Dataset rows for apps and sites:
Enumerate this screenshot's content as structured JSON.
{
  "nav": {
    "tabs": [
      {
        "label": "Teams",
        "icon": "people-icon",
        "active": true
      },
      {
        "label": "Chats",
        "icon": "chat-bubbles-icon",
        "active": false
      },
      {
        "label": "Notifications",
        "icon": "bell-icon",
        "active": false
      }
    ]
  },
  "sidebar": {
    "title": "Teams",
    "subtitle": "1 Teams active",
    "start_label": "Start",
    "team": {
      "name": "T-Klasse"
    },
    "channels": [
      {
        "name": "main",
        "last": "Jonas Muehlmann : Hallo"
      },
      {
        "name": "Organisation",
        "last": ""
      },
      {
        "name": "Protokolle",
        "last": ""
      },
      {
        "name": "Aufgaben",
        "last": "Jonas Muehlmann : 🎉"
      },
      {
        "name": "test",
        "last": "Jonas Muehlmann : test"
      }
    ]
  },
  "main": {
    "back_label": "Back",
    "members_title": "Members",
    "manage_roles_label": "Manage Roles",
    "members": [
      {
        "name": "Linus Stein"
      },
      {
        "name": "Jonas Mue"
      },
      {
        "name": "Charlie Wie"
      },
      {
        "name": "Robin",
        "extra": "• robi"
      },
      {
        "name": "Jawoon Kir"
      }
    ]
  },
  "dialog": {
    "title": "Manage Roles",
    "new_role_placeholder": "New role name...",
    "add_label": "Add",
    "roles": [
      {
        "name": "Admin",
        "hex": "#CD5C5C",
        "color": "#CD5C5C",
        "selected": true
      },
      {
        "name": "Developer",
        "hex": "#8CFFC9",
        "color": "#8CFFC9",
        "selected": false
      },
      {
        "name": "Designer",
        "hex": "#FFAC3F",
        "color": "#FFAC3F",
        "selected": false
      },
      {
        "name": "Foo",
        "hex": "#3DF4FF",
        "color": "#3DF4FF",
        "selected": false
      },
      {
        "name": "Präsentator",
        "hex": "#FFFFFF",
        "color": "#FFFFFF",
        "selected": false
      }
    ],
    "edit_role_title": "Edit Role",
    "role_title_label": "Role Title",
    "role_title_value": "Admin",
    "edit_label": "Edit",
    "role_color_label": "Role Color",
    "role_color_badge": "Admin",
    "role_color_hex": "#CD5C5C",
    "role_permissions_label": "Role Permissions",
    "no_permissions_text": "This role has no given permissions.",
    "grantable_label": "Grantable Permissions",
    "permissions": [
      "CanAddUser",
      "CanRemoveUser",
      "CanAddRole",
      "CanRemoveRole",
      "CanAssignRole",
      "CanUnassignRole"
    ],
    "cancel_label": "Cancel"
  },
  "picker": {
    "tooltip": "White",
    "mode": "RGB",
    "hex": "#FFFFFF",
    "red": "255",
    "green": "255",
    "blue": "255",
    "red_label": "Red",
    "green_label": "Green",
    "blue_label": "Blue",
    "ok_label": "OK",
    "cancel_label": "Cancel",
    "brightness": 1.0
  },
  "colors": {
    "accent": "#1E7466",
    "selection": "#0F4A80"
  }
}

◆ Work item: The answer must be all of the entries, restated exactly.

◆ Written answer:
Enumerate this screenshot's content as structured JSON.
{
  "nav": {
    "tabs": [
      {
        "label": "Teams",
        "icon": "people-icon",
        "active": true
      },
      {
        "label": "Chats",
        "icon": "chat-bubbles-icon",
        "active": false
      },
      {
        "label": "Notifications",
        "icon": "bell-icon",
        "active": false
      }
    ]
  },
  "sidebar": {
    "title": "Teams",
    "subtitle": "1 Teams active",
    "start_label": "Start",
    "team": {
      "name": "T-Klasse"
    },
    "channels": [
      {
        "name": "main",
        "last": "Jonas Muehlmann : Hallo"
      },
      {
        "name": "Organisation",
        "last": ""
      },
      {
        "name": "Protokolle",
        "last": ""
      },
      {
        "name": "Aufgaben",
        "last": "Jonas Muehlmann : 🎉"
      },
      {
        "name": "test",
        "last": "Jonas Muehlmann : test"
      }
    ]
  },
  "main": {
    "back_label": "Back",
    "members_title": "Members",
    "manage_roles_label": "Manage Roles",
    "members": [
      {
        "name": "Linus Stein"
      },
      {
        "name": "Jonas Mue"
      },
      {
        "name": "Charlie Wie"
      },
      {
        "name": "Robin",
        "extra": "• robi"
      },
      {
        "name": "Jawoon Kir"
      }
    ]
  },
  "dialog": {
    "title": "Manage Roles",
    "new_role_placeholder": "New role name...",
    "add_label": "Add",
    "roles": [
      {
        "name": "Admin",
        "hex": "#CD5C5C",
        "color": "#CD5C5C",
        "selected": true
      },
      {
        "name": "Developer",
        "hex": "#8CFFC9",
        "color": "#8CFFC9",
        "selected": false
      },
      {
        "name": "Designer",
        "hex": "#FFAC3F",
        "color": "#FFAC3F",
        "selected": false
      },
      {
        "name": "Foo",
        "hex": "#3DF4FF",
        "color": "#3DF4FF",
        "selected": false
      },
      {
        "name": "Präsentator",
        "hex": "#FFFFFF",
        "color": "#FFFFFF",
        "selected": false
      }
    ],
    "edit_role_title": "Edit Role",
    "role_title_label": "Role Title",
    "role_title_value": "Admin",
    "edit_label": "Edit",
    "role_color_label": "Role Color",
    "role_color_badge": "Admin",
    "role_color_hex": "#CD5C5C",
    "role_permissions_label": "Role Permissions",
    "no_permissions_text": "This role has no given permissions.",
    "grantable_label": "Grantable Permissions",
    "permissions": [
      "CanAddUser",
      "CanRemoveUser",
      "CanAddRole",
      "CanRemoveRole",
      "CanAssignRole",
      "CanUnassignRole"
    ],
    "cancel_label": "Cancel"
  },
  "picker": {
    "tooltip": "White",
    "mode": "RGB",
    "hex": "#FFFFFF",
    "red": "255",
    "green": "255",
    "blue": "255",
    "red_label": "Red",
    "green_label": "Green",
    "blue_label": "Blue",
    "ok_label": "OK",
    "cancel_label": "Cancel",
    "brightness": 1.0
  },
  "colors": {
    "accent": "#1E7466",
    "selection": "#0F4A80"
  }
}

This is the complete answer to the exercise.